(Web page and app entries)
....

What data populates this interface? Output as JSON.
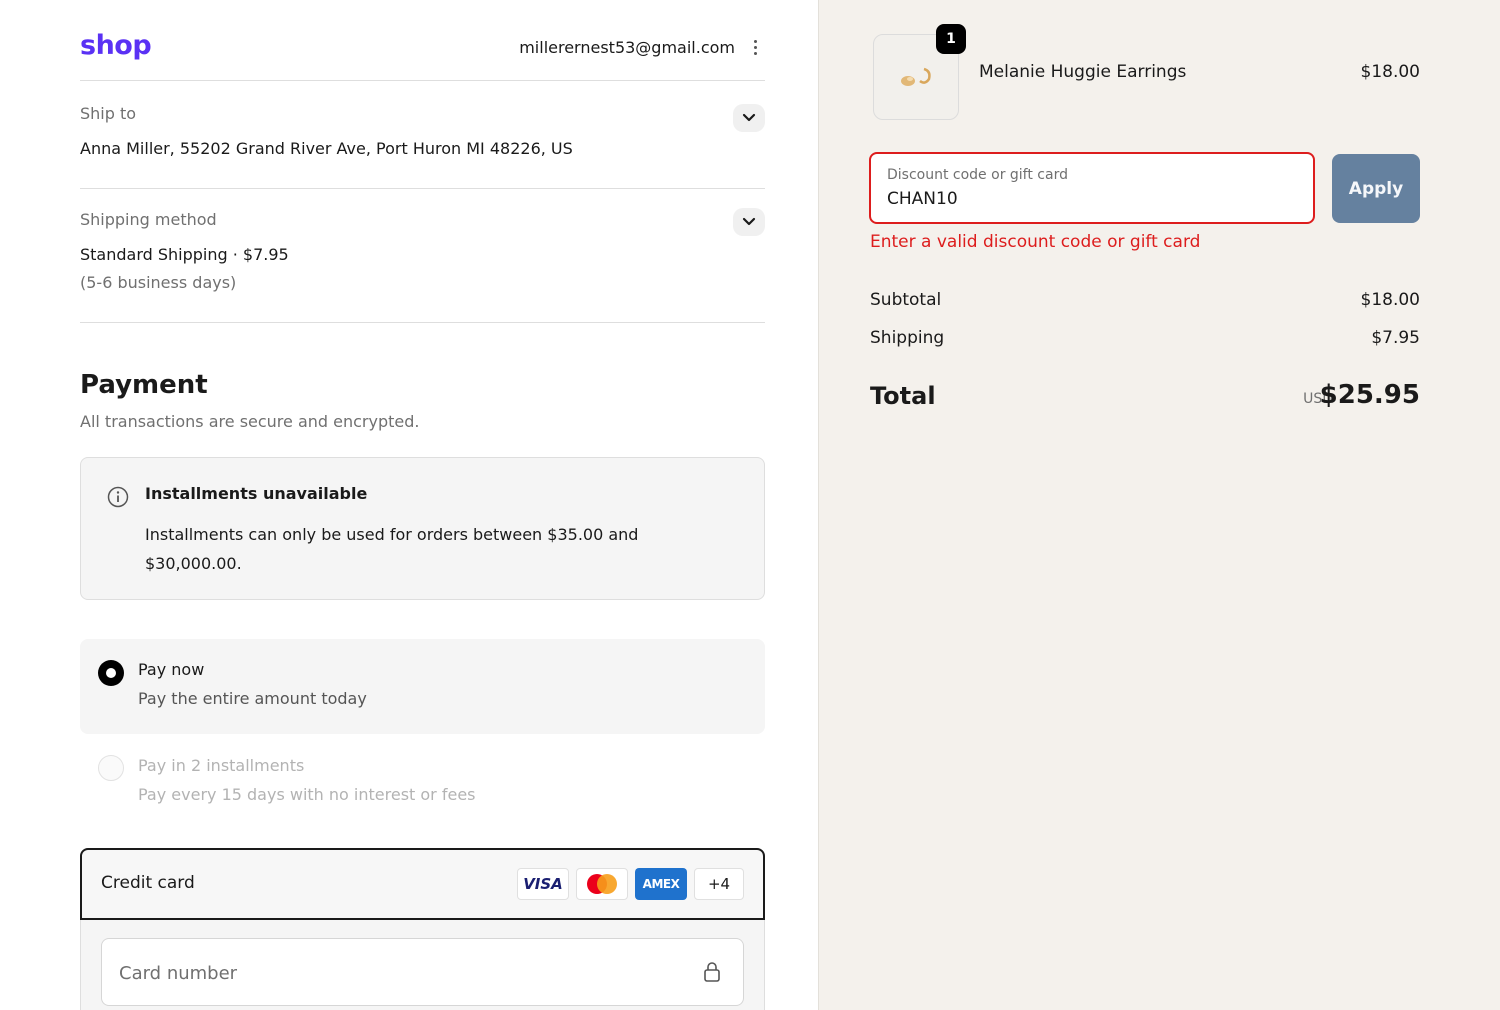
{
  "header": {
    "logo": "shop",
    "email": "millerernest53@gmail.com",
    "menu_icon": "kebab-icon"
  },
  "ship_to": {
    "label": "Ship to",
    "value": "Anna Miller, 55202 Grand River Ave, Port Huron MI 48226, US"
  },
  "shipping_method": {
    "label": "Shipping method",
    "value": "Standard Shipping · $7.95",
    "sub": "(5-6 business days)"
  },
  "payment": {
    "title": "Payment",
    "subtitle": "All transactions are secure and encrypted.",
    "notice": {
      "icon": "info-icon",
      "title": "Installments unavailable",
      "body": "Installments can only be used for orders between $35.00 and $30,000.00."
    },
    "options": [
      {
        "title": "Pay now",
        "sub": "Pay the entire amount today",
        "selected": true
      },
      {
        "title": "Pay in 2 installments",
        "sub": "Pay every 15 days with no interest or fees",
        "selected": false,
        "disabled": true
      }
    ],
    "credit_card": {
      "label": "Credit card",
      "brands": [
        "VISA",
        "mastercard",
        "AMEX"
      ],
      "more": "+4",
      "card_number_placeholder": "Card number"
    }
  },
  "summary": {
    "item": {
      "quantity": "1",
      "name": "Melanie Huggie Earrings",
      "price": "$18.00"
    },
    "discount": {
      "label": "Discount code or gift card",
      "value": "CHAN10",
      "apply_label": "Apply",
      "error": "Enter a valid discount code or gift card"
    },
    "subtotal_label": "Subtotal",
    "subtotal": "$18.00",
    "shipping_label": "Shipping",
    "shipping": "$7.95",
    "total_label": "Total",
    "currency": "USD",
    "total": "$25.95"
  },
  "colors": {
    "brand": "#5a31f4",
    "error": "#dd1d1d",
    "apply_button": "#65819f",
    "summary_bg": "#f4f1ec"
  }
}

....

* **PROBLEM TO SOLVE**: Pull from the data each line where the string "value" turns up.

* **TASK SOLUTION**:
    "value": "Anna Miller, 55202 Grand River Ave, Port Huron MI 48226, US"
    "value": "Standard Shipping · $7.95",
      "value": "CHAN10",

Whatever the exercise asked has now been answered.